═════ Task inputs ═════
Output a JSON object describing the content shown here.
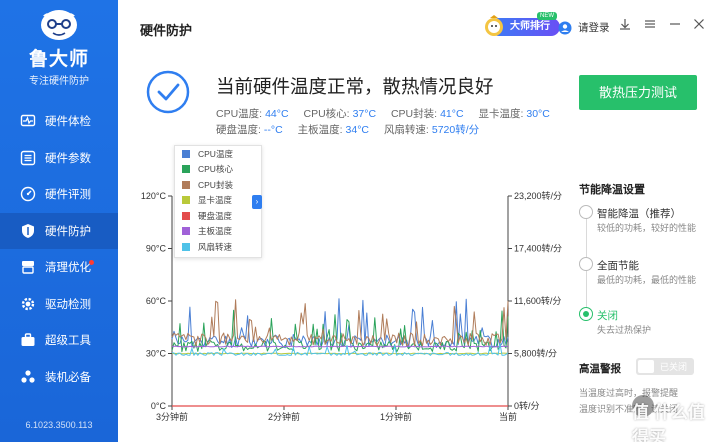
{
  "app": {
    "brand": "鲁大师",
    "subtitle": "专注硬件防护",
    "version": "6.1023.3500.113"
  },
  "sidebar": {
    "items": [
      {
        "label": "硬件体检",
        "icon": "pulse-monitor-icon",
        "active": false
      },
      {
        "label": "硬件参数",
        "icon": "list-icon",
        "active": false
      },
      {
        "label": "硬件评测",
        "icon": "speedometer-icon",
        "active": false
      },
      {
        "label": "硬件防护",
        "icon": "shield-icon",
        "active": true
      },
      {
        "label": "清理优化",
        "icon": "broom-icon",
        "active": false,
        "badge": "red-dot"
      },
      {
        "label": "驱动检测",
        "icon": "gear-icon",
        "active": false
      },
      {
        "label": "超级工具",
        "icon": "toolbox-icon",
        "active": false
      },
      {
        "label": "装机必备",
        "icon": "apps-icon",
        "active": false
      }
    ]
  },
  "header": {
    "title": "硬件防护",
    "rank_label": "大师排行",
    "rank_badge": "NEW",
    "login_label": "请登录"
  },
  "status": {
    "headline": "当前硬件温度正常，散热情况良好",
    "readings_row1": [
      {
        "label": "CPU温度:",
        "value": "44°C"
      },
      {
        "label": "CPU核心:",
        "value": "37°C"
      },
      {
        "label": "CPU封装:",
        "value": "41°C"
      },
      {
        "label": "显卡温度:",
        "value": "30°C"
      }
    ],
    "readings_row2": [
      {
        "label": "硬盘温度:",
        "value": "--°C"
      },
      {
        "label": "主板温度:",
        "value": "34°C"
      },
      {
        "label": "风扇转速:",
        "value": "5720转/分"
      }
    ]
  },
  "stress_test_label": "散热压力测试",
  "chart_data": {
    "type": "line",
    "x_labels": [
      "3分钟前",
      "2分钟前",
      "1分钟前",
      "当前"
    ],
    "y_left_ticks": [
      "0°C",
      "30°C",
      "60°C",
      "90°C",
      "120°C"
    ],
    "y_right_ticks": [
      "0转/分",
      "5,800转/分",
      "11,600转/分",
      "17,400转/分",
      "23,200转/分"
    ],
    "ylim_left": [
      0,
      120
    ],
    "ylim_right": [
      0,
      23200
    ],
    "legend": [
      {
        "name": "CPU温度",
        "color": "#4a7fd4"
      },
      {
        "name": "CPU核心",
        "color": "#2aa35a"
      },
      {
        "name": "CPU封装",
        "color": "#b07c5a"
      },
      {
        "name": "显卡温度",
        "color": "#b9c93a"
      },
      {
        "name": "硬盘温度",
        "color": "#e34b4b"
      },
      {
        "name": "主板温度",
        "color": "#a061d8"
      },
      {
        "name": "风扇转速",
        "color": "#4fc2e8"
      }
    ],
    "series": [
      {
        "name": "CPU温度",
        "axis": "left",
        "min": 32,
        "max": 62,
        "base": 37,
        "spike_prob": 0.18,
        "seed": 11
      },
      {
        "name": "CPU核心",
        "axis": "left",
        "min": 30,
        "max": 55,
        "base": 34,
        "spike_prob": 0.15,
        "seed": 23
      },
      {
        "name": "CPU封装",
        "axis": "left",
        "min": 33,
        "max": 63,
        "base": 38,
        "spike_prob": 0.18,
        "seed": 37
      },
      {
        "name": "显卡温度",
        "axis": "left",
        "min": 29,
        "max": 31,
        "base": 30,
        "spike_prob": 0.0,
        "seed": 41
      },
      {
        "name": "主板温度",
        "axis": "left",
        "min": 33,
        "max": 35,
        "base": 34,
        "spike_prob": 0.0,
        "seed": 53
      },
      {
        "name": "风扇转速",
        "axis": "right",
        "min": 5600,
        "max": 7200,
        "base": 5720,
        "spike_prob": 0.05,
        "seed": 67
      }
    ]
  },
  "panel": {
    "title": "节能降温设置",
    "options": [
      {
        "label": "智能降温（推荐）",
        "desc": "较低的功耗，较好的性能",
        "checked": false
      },
      {
        "label": "全面节能",
        "desc": "最低的功耗，最低的性能",
        "checked": false
      },
      {
        "label": "关闭",
        "desc": "失去过热保护",
        "checked": true
      }
    ],
    "alert_title": "高温警报",
    "alert_toggle": "已关闭",
    "alert_desc1": "当温度过高时，报警提醒",
    "alert_desc2": "温度识别不准时，请关闭"
  },
  "watermark": "值 什么值得买"
}
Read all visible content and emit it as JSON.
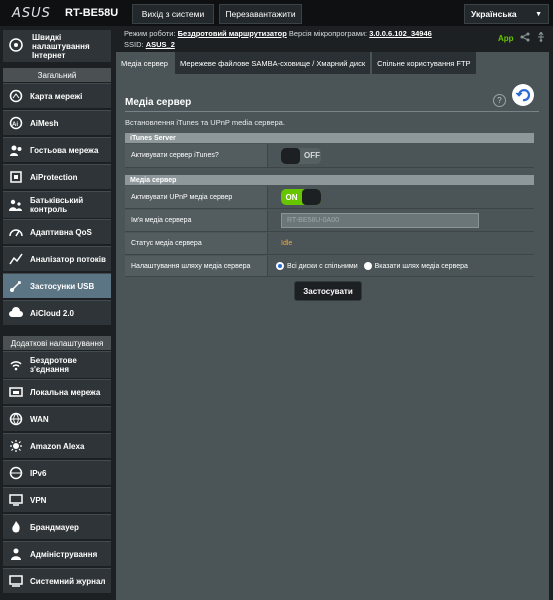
{
  "header": {
    "logo": "ASUS",
    "model": "RT-BE58U",
    "logout_label": "Вихід з системи",
    "reboot_label": "Перезавантажити",
    "language": "Українська"
  },
  "status": {
    "mode_label": "Режим роботи:",
    "mode_value": "Бездротовий маршрутизатор",
    "firmware_label": "Версія мікропрограми:",
    "firmware_value": "3.0.0.6.102_34946",
    "ssid_label": "SSID:",
    "ssid_value": "ASUS_2",
    "app_label": "App"
  },
  "sidebar": {
    "quick": "Швидкі налаштування Інтернет",
    "general_header": "Загальний",
    "general_items": [
      {
        "label": "Карта мережі",
        "icon": "network-map-icon"
      },
      {
        "label": "AiMesh",
        "icon": "aimesh-icon"
      },
      {
        "label": "Гостьова мережа",
        "icon": "guest-network-icon"
      },
      {
        "label": "AiProtection",
        "icon": "aiprotection-icon"
      },
      {
        "label": "Батьківський контроль",
        "icon": "parental-control-icon"
      },
      {
        "label": "Адаптивна QoS",
        "icon": "qos-icon"
      },
      {
        "label": "Аналізатор потоків",
        "icon": "traffic-analyzer-icon"
      },
      {
        "label": "Застосунки USB",
        "icon": "usb-icon"
      },
      {
        "label": "AiCloud 2.0",
        "icon": "aicloud-icon"
      }
    ],
    "advanced_header": "Додаткові налаштування",
    "advanced_items": [
      {
        "label": "Бездротове з'єднання",
        "icon": "wireless-icon"
      },
      {
        "label": "Локальна мережа",
        "icon": "lan-icon"
      },
      {
        "label": "WAN",
        "icon": "wan-icon"
      },
      {
        "label": "Amazon Alexa",
        "icon": "alexa-icon"
      },
      {
        "label": "IPv6",
        "icon": "ipv6-icon"
      },
      {
        "label": "VPN",
        "icon": "vpn-icon"
      },
      {
        "label": "Брандмауер",
        "icon": "firewall-icon"
      },
      {
        "label": "Адміністрування",
        "icon": "administration-icon"
      },
      {
        "label": "Системний журнал",
        "icon": "system-log-icon"
      }
    ]
  },
  "tabs": [
    "Медіа сервер",
    "Мережеве файлове SAMBA-сховище / Хмарний диск",
    "Спільне користування FTP"
  ],
  "main": {
    "title": "Медіа сервер",
    "description": "Встановлення iTunes та UPnP media сервера.",
    "itunes_header": "iTunes Server",
    "itunes_label": "Активувати сервер iTunes?",
    "itunes_toggle": "OFF",
    "media_header": "Медіа сервер",
    "upnp_label": "Активувати UPnP медіа сервер",
    "upnp_toggle": "ON",
    "name_label": "Ім'я медіа сервера",
    "name_value": "RT-BE58U-0A00",
    "status_label": "Статус медіа сервера",
    "status_value": "Idle",
    "path_label": "Налаштування шляху медіа сервера",
    "path_option1": "Всі диски с спільними",
    "path_option2": "Вказати шлях медіа сервера",
    "apply_label": "Застосувати"
  },
  "colors": {
    "accent_green": "#67c500",
    "active_item": "#5c7585",
    "status_idle": "#f0a93c"
  }
}
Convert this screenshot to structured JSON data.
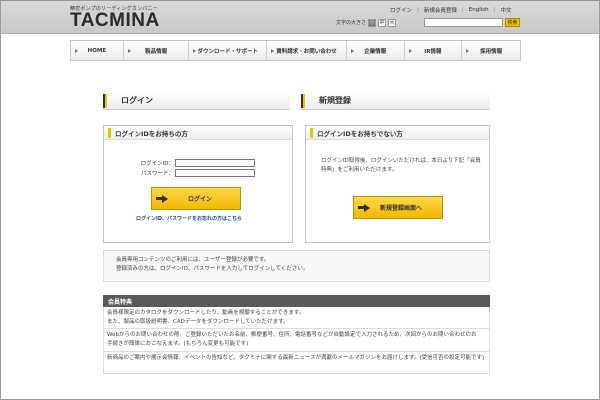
{
  "header": {
    "logo_sub": "精密ポンプのリーディングカンパニー",
    "logo": "TACMINA",
    "top_links": [
      "ログイン",
      "新規会員登録",
      "English",
      "中文"
    ],
    "font_size_label": "文字の大きさ",
    "font_sizes": [
      "小",
      "中",
      "大"
    ],
    "search_button": "検索"
  },
  "nav": [
    "HOME",
    "製品情報",
    "ダウンロード・サポート",
    "資料請求・お問い合わせ",
    "企業情報",
    "IR情報",
    "採用情報"
  ],
  "login": {
    "section_title": "ログイン",
    "panel_title": "ログインIDをお持ちの方",
    "id_label": "ログインID：",
    "password_label": "パスワード：",
    "button": "ログイン",
    "forgot": "ログインID、パスワードをお忘れの方はこちら"
  },
  "register": {
    "section_title": "新規登録",
    "panel_title": "ログインIDをお持ちでない方",
    "text": "ログインID取得後、ログインいただければ、本日より下記「会員特典」をご利用いただけます。",
    "button": "新規登録画面へ"
  },
  "info": {
    "line1": "会員専用コンテンツのご利用には、ユーザー登録が必要です。",
    "line2": "登録済みの方は、ログインID、パスワードを入力してログインしてください。"
  },
  "perks": {
    "title": "会員特典",
    "row1a": "会員様限定のカタログをダウンロードしたり、動画を視聴することができます。",
    "row1b": "また、製品の取扱説明書、CADデータをダウンロードしていただけます。",
    "row2a": "Webからのお問い合わせの際、ご登録いただいたお名前、郵便番号、住所、電話番号などが自動設定で入力されるため、次回からのお問い合わせのお",
    "row2b": "手続きが簡単におこなえます。(もちろん変更も可能です)",
    "row3": "新商品のご案内や展示会情報、イベントの告知など、タクミナに関する最新ニュースが満載のメールマガジンをお届けします。(受信可否の設定可能です)"
  }
}
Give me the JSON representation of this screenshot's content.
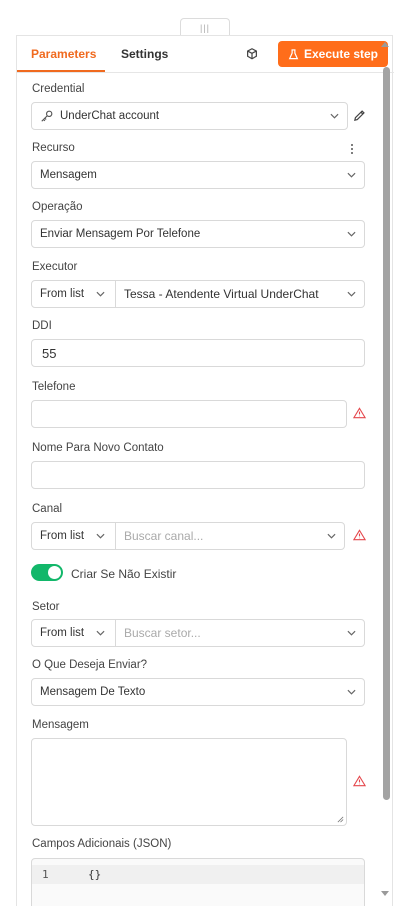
{
  "handle": {
    "glyph": "|||"
  },
  "tabs": {
    "parameters": "Parameters",
    "settings": "Settings"
  },
  "execute_button": "Execute step",
  "credential": {
    "label": "Credential",
    "value": "UnderChat account"
  },
  "recurso": {
    "label": "Recurso",
    "value": "Mensagem"
  },
  "operacao": {
    "label": "Operação",
    "value": "Enviar Mensagem Por Telefone"
  },
  "executor": {
    "label": "Executor",
    "mode": "From list",
    "value": "Tessa - Atendente Virtual UnderChat"
  },
  "ddi": {
    "label": "DDI",
    "value": "55"
  },
  "telefone": {
    "label": "Telefone",
    "value": ""
  },
  "nome_contato": {
    "label": "Nome Para Novo Contato",
    "value": ""
  },
  "canal": {
    "label": "Canal",
    "mode": "From list",
    "placeholder": "Buscar canal..."
  },
  "criar": {
    "label": "Criar Se Não Existir",
    "on": true
  },
  "setor": {
    "label": "Setor",
    "mode": "From list",
    "placeholder": "Buscar setor..."
  },
  "deseja_enviar": {
    "label": "O Que Deseja Enviar?",
    "value": "Mensagem De Texto"
  },
  "mensagem": {
    "label": "Mensagem",
    "value": ""
  },
  "campos": {
    "label": "Campos Adicionais (JSON)",
    "line_number": "1",
    "code": "{}"
  },
  "colors": {
    "accent": "#ff6d1a",
    "toggle_on": "#12b76a",
    "warning": "#e5484d"
  }
}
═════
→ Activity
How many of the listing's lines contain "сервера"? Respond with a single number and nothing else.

→ Your solution
5